Patricia K. Lee, 48, a founder of the East Rockville Citizens Associatoin and a member of the Town Center Parking Committee.
Patrick L. Woodward, 36, president of the West End Citizens Association and a member of Rockville's Board of Appeals.
Nearly 500 of the 2,000 IFR members attended the convention, in one of the largest turnouts since the organization was founded 13 years ago, conventionn chairman Harvey Alter said.
As in the past, development has emerged as a major issue; several IFR candidates stressed the need for a more balanced approach between commercial development and neighborhood concerns.
"The next two or three years are crucial to the direction we all take," Tyner said. "We need to elect a team that has demonstrated a vision of a better Rockville developed to its full neighborhood potential, blending the best of the past with the hopes for the future."
IFR's 12-year domination of city government is being challenged by another party in the city, the Alliance of Rockville Citizens, which nominated a slate of three council candidates two weeks ago.
The platform of ARC, a coalition of civic groups, calls for preserving Rockville's neighborhoods. Several members contend that unchecked commercial development threatens the largely residential city, which is currently two-thirds housing and a third commercial.

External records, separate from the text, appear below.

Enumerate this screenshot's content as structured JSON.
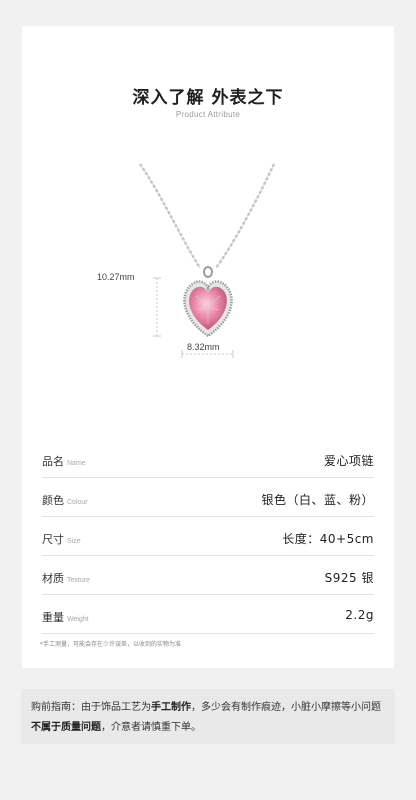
{
  "header": {
    "title": "深入了解 外表之下",
    "subtitle": "Product Attribute"
  },
  "dimensions": {
    "height": "10.27mm",
    "width": "8.32mm"
  },
  "specs": [
    {
      "label": "品名",
      "label_en": "Name",
      "value": "爱心项链"
    },
    {
      "label": "颜色",
      "label_en": "Colour",
      "value": "银色（白、蓝、粉）"
    },
    {
      "label": "尺寸",
      "label_en": "Size",
      "value": "长度：40+5cm"
    },
    {
      "label": "材质",
      "label_en": "Texture",
      "value": "S925 银"
    },
    {
      "label": "重量",
      "label_en": "Weight",
      "value": "2.2g"
    }
  ],
  "footnote": "*手工测量，可能会存在少许误差，以收到的实物为准",
  "notice": {
    "lead": "购前指南：由于饰品工艺为",
    "bold1": "手工制作",
    "mid": "，多少会有制作痕迹，小脏小摩擦等小问题",
    "bold2": "不属于质量问题",
    "tail": "，介意者请慎重下单。"
  },
  "colors": {
    "gem": "#e98aa6",
    "gem_dark": "#c9567a",
    "silver": "#b8b8b8",
    "background": "#f1f1f1",
    "notice_bg": "#e9e9e9"
  },
  "icons": [
    "heart-pendant-necklace"
  ]
}
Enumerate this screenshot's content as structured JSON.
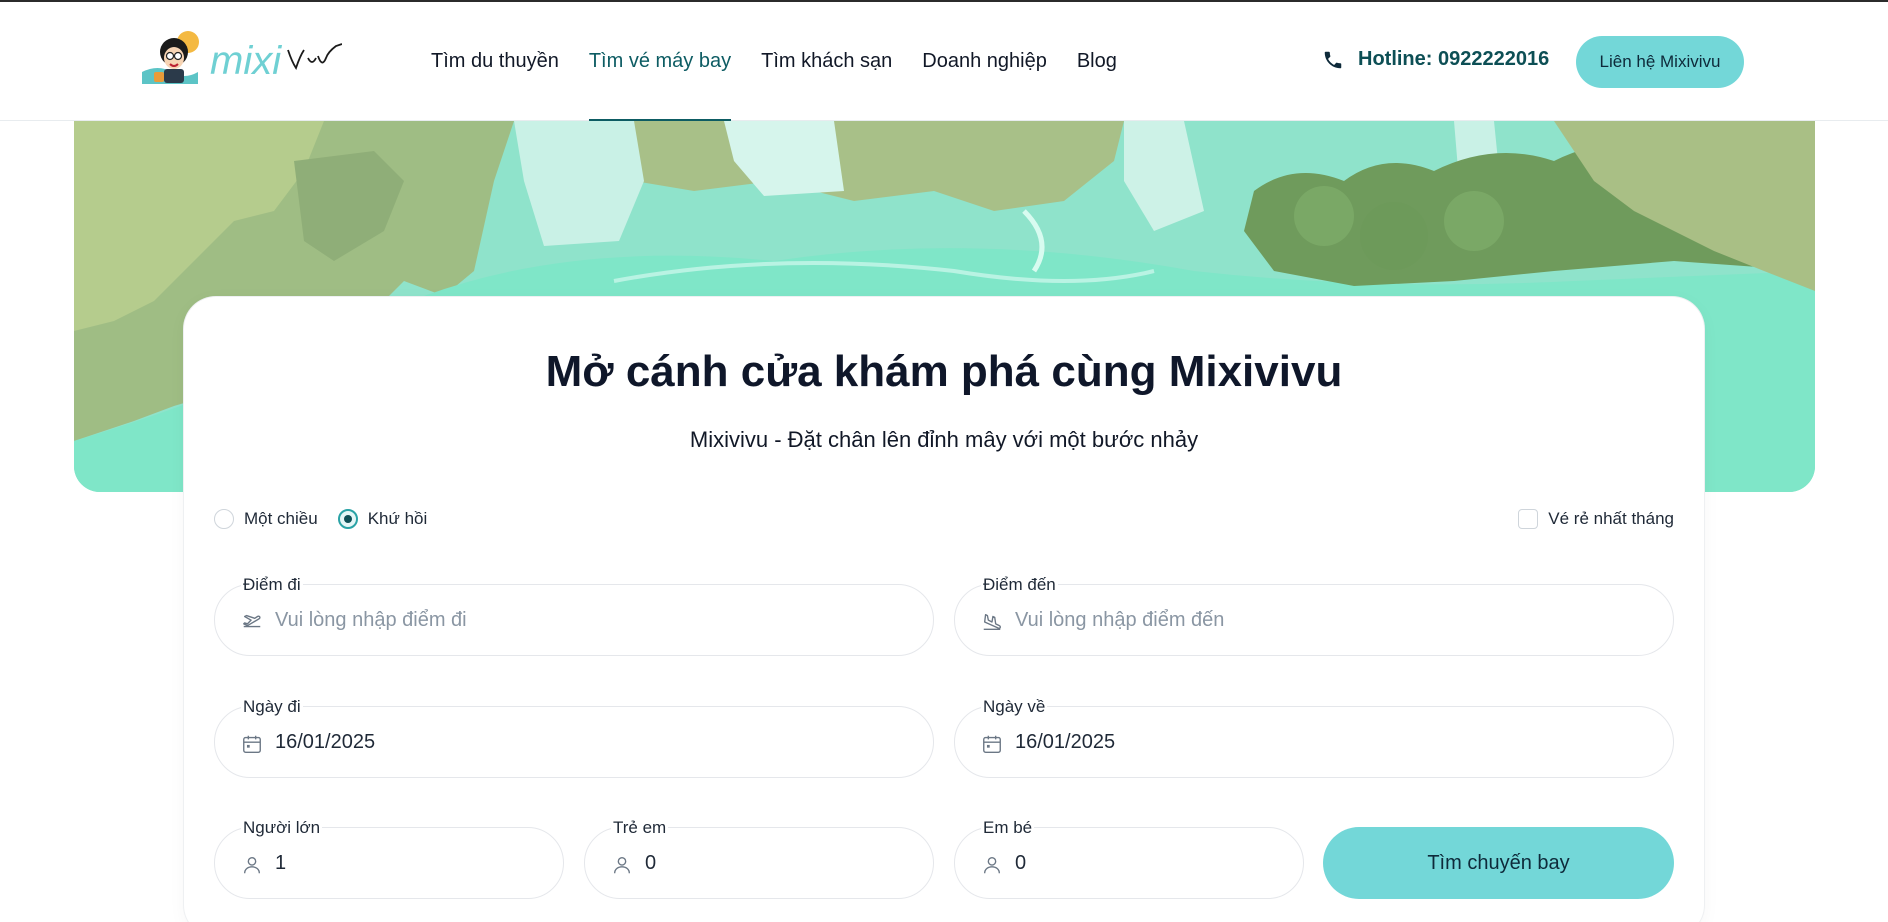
{
  "header": {
    "logo_text": "mixi Vivu",
    "nav": [
      {
        "label": "Tìm du thuyền",
        "active": false
      },
      {
        "label": "Tìm vé máy bay",
        "active": true
      },
      {
        "label": "Tìm khách sạn",
        "active": false
      },
      {
        "label": "Doanh nghiệp",
        "active": false
      },
      {
        "label": "Blog",
        "active": false
      }
    ],
    "hotline": "Hotline: 0922222016",
    "contact_button": "Liên hệ Mixivivu"
  },
  "search": {
    "title": "Mở cánh cửa khám phá cùng Mixivivu",
    "subtitle": "Mixivivu - Đặt chân lên đỉnh mây với một bước nhảy",
    "trip_types": [
      {
        "label": "Một chiều",
        "checked": false
      },
      {
        "label": "Khứ hồi",
        "checked": true
      }
    ],
    "cheapest_label": "Vé rẻ nhất tháng",
    "from": {
      "label": "Điểm đi",
      "placeholder": "Vui lòng nhập điểm đi",
      "icon": "plane-takeoff-icon"
    },
    "to": {
      "label": "Điểm đến",
      "placeholder": "Vui lòng nhập điểm đến",
      "icon": "plane-landing-icon"
    },
    "depart": {
      "label": "Ngày đi",
      "value": "16/01/2025",
      "icon": "calendar-icon"
    },
    "return": {
      "label": "Ngày về",
      "value": "16/01/2025",
      "icon": "calendar-icon"
    },
    "adults": {
      "label": "Người lớn",
      "value": "1",
      "icon": "user-icon"
    },
    "children": {
      "label": "Trẻ em",
      "value": "0",
      "icon": "user-icon"
    },
    "infants": {
      "label": "Em bé",
      "value": "0",
      "icon": "user-icon"
    },
    "submit": "Tìm chuyến bay"
  },
  "colors": {
    "accent": "#73d7d8",
    "brand_dark": "#0d4f55",
    "hero_green": "#8fe3cb"
  }
}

Members of the ARC slate are:
James Coyle, 42, a senior manager with the U.S. Fire Service Administration and a member of the Rockshire Civic Association.
Stephen H. Fisher, 31, a member of the Burgundy Knolls Civic Association and past president of the Rockville Civic Federation.
Al Mohorn, 46, a member of the West End Civic Association who is on the city housing authority.
Hovsepian, 62, Rockville's first woman mayor, has been endorsed by the ARC as its candidate for mayor. The wife of former Rockville mayor Dickran Y. Hovsepian, she was selected by the council last fall to replace John R. freeland, who resigned for person reasons.
Though endorsed by ARC as its fourth council candidate, incumbent Douglas M. Duncan, a former IFR member, said he is seeking reelection independent of either group.